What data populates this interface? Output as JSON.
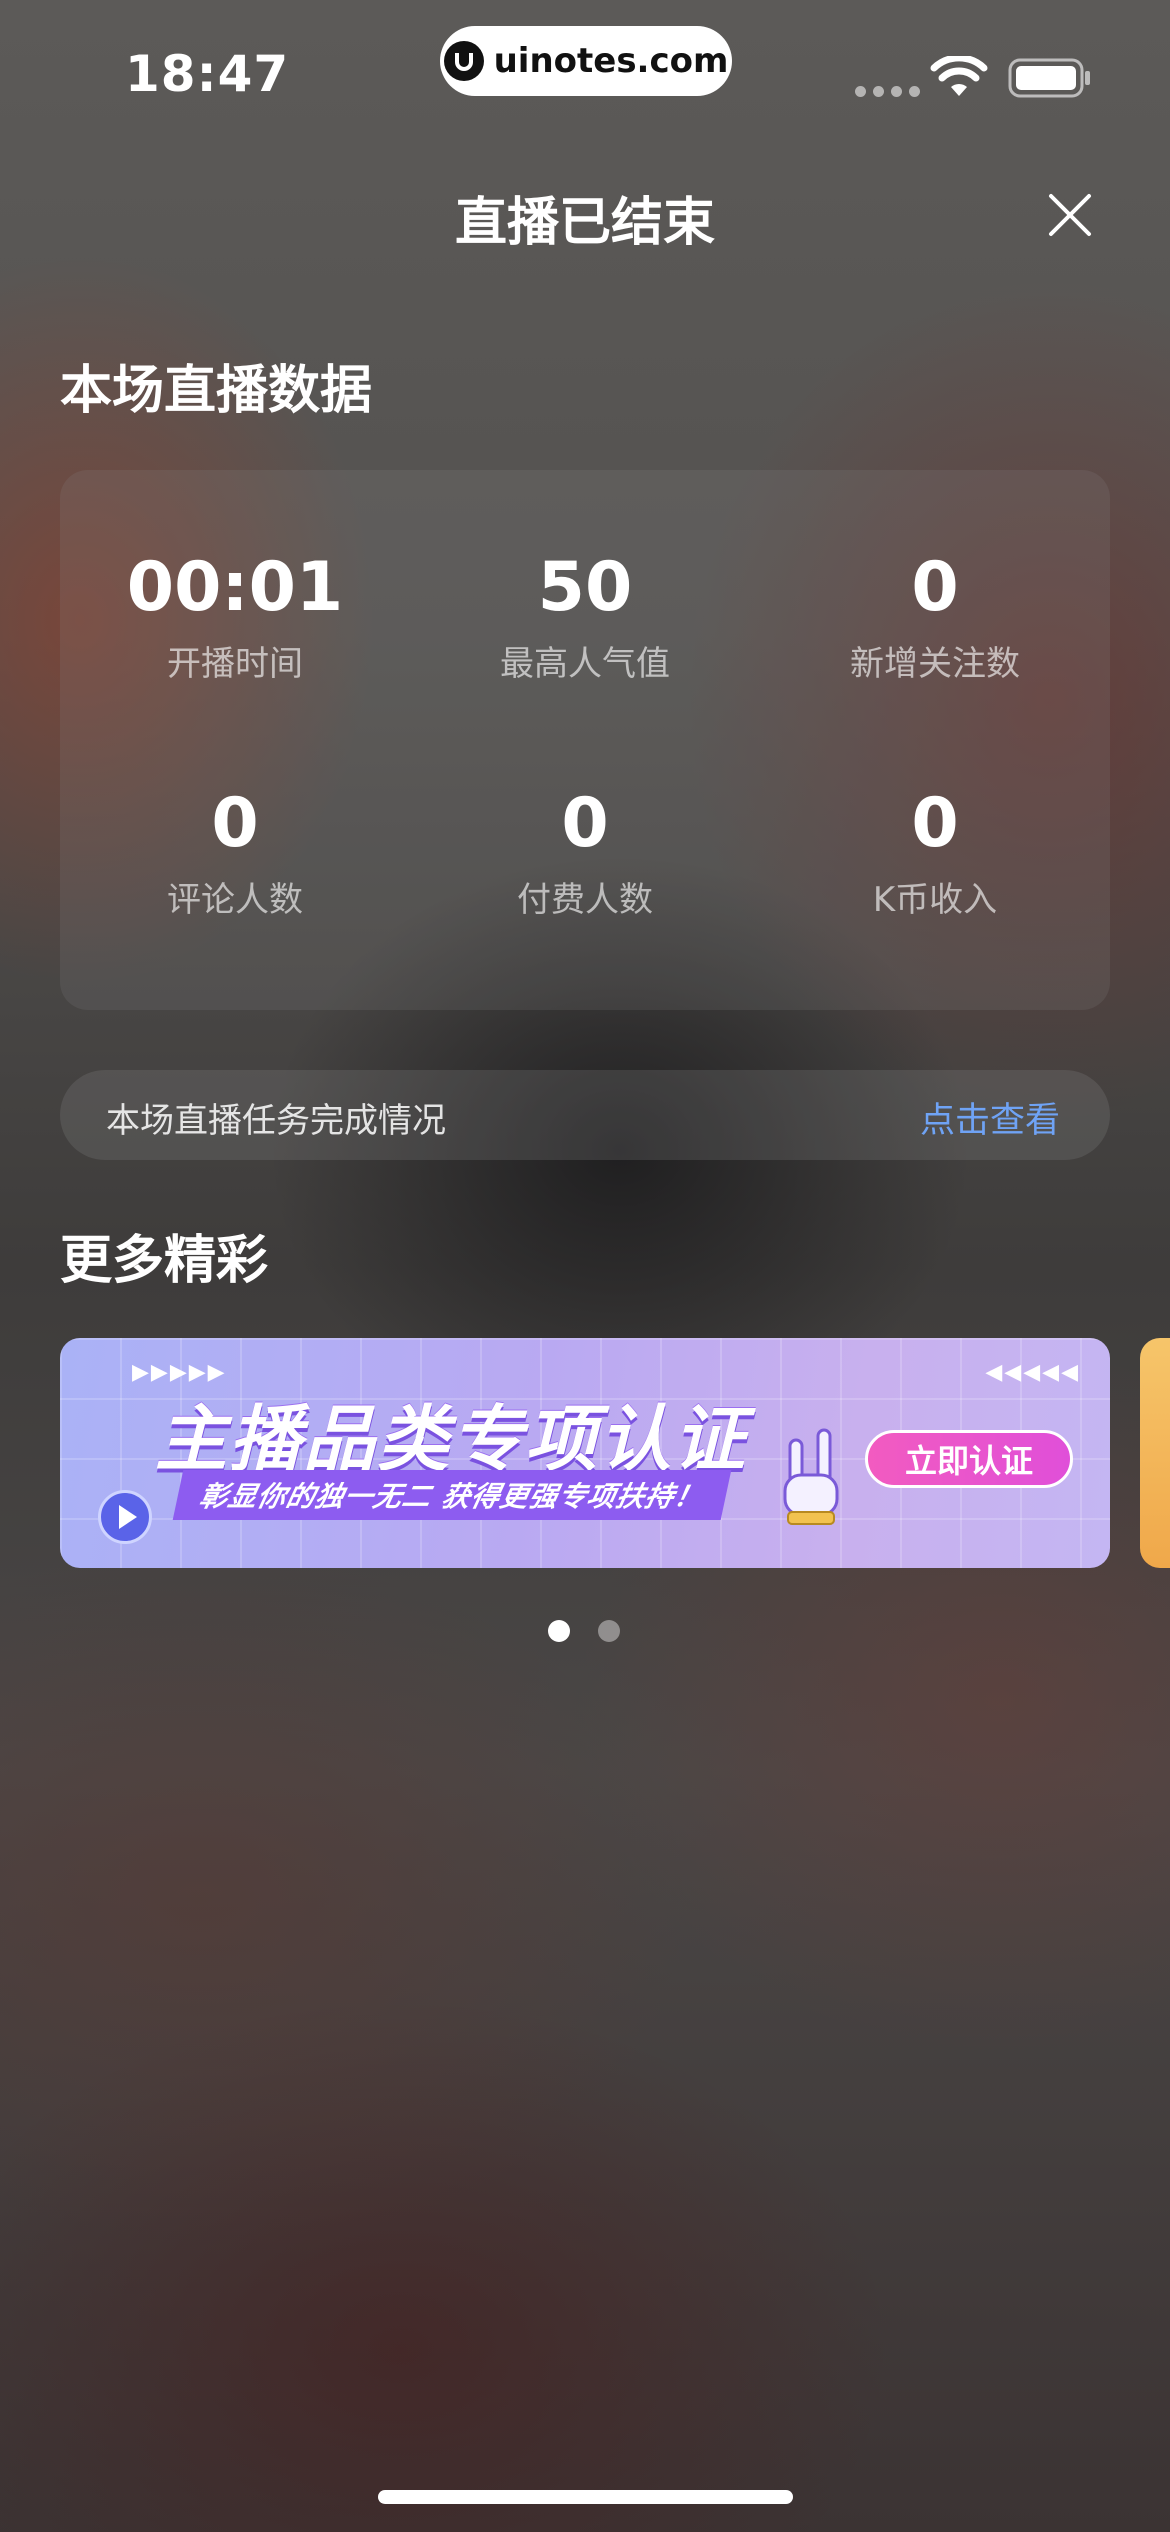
{
  "status_bar": {
    "time": "18:47",
    "url": "uinotes.com",
    "icons": [
      "signal-icon",
      "wifi-icon",
      "battery-icon"
    ]
  },
  "header": {
    "title": "直播已结束",
    "close_icon": "close-icon"
  },
  "stats_section": {
    "title": "本场直播数据",
    "items": [
      {
        "value": "00:01",
        "label": "开播时间"
      },
      {
        "value": "50",
        "label": "最高人气值"
      },
      {
        "value": "0",
        "label": "新增关注数"
      },
      {
        "value": "0",
        "label": "评论人数"
      },
      {
        "value": "0",
        "label": "付费人数"
      },
      {
        "value": "0",
        "label": "K币收入"
      }
    ]
  },
  "task_row": {
    "label": "本场直播任务完成情况",
    "link": "点击查看",
    "link_color": "#6fa3f5"
  },
  "more_section": {
    "title": "更多精彩",
    "banner": {
      "headline": "主播品类专项认证",
      "subline": "彰显你的独一无二 获得更强专项扶持！",
      "cta": "立即认证"
    },
    "pagination": {
      "count": 2,
      "active": 1
    }
  }
}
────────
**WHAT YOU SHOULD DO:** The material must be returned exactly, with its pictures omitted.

**SOLUTION TO THIS TASK:**
What data populates this interface? Output as JSON.
{
  "status_bar": {
    "time": "18:47",
    "url": "uinotes.com",
    "icons": [
      "signal-icon",
      "wifi-icon",
      "battery-icon"
    ]
  },
  "header": {
    "title": "直播已结束",
    "close_icon": "close-icon"
  },
  "stats_section": {
    "title": "本场直播数据",
    "items": [
      {
        "value": "00:01",
        "label": "开播时间"
      },
      {
        "value": "50",
        "label": "最高人气值"
      },
      {
        "value": "0",
        "label": "新增关注数"
      },
      {
        "value": "0",
        "label": "评论人数"
      },
      {
        "value": "0",
        "label": "付费人数"
      },
      {
        "value": "0",
        "label": "K币收入"
      }
    ]
  },
  "task_row": {
    "label": "本场直播任务完成情况",
    "link": "点击查看",
    "link_color": "#6fa3f5"
  },
  "more_section": {
    "title": "更多精彩",
    "banner": {
      "headline": "主播品类专项认证",
      "subline": "彰显你的独一无二 获得更强专项扶持！",
      "cta": "立即认证"
    },
    "pagination": {
      "count": 2,
      "active": 1
    }
  }
}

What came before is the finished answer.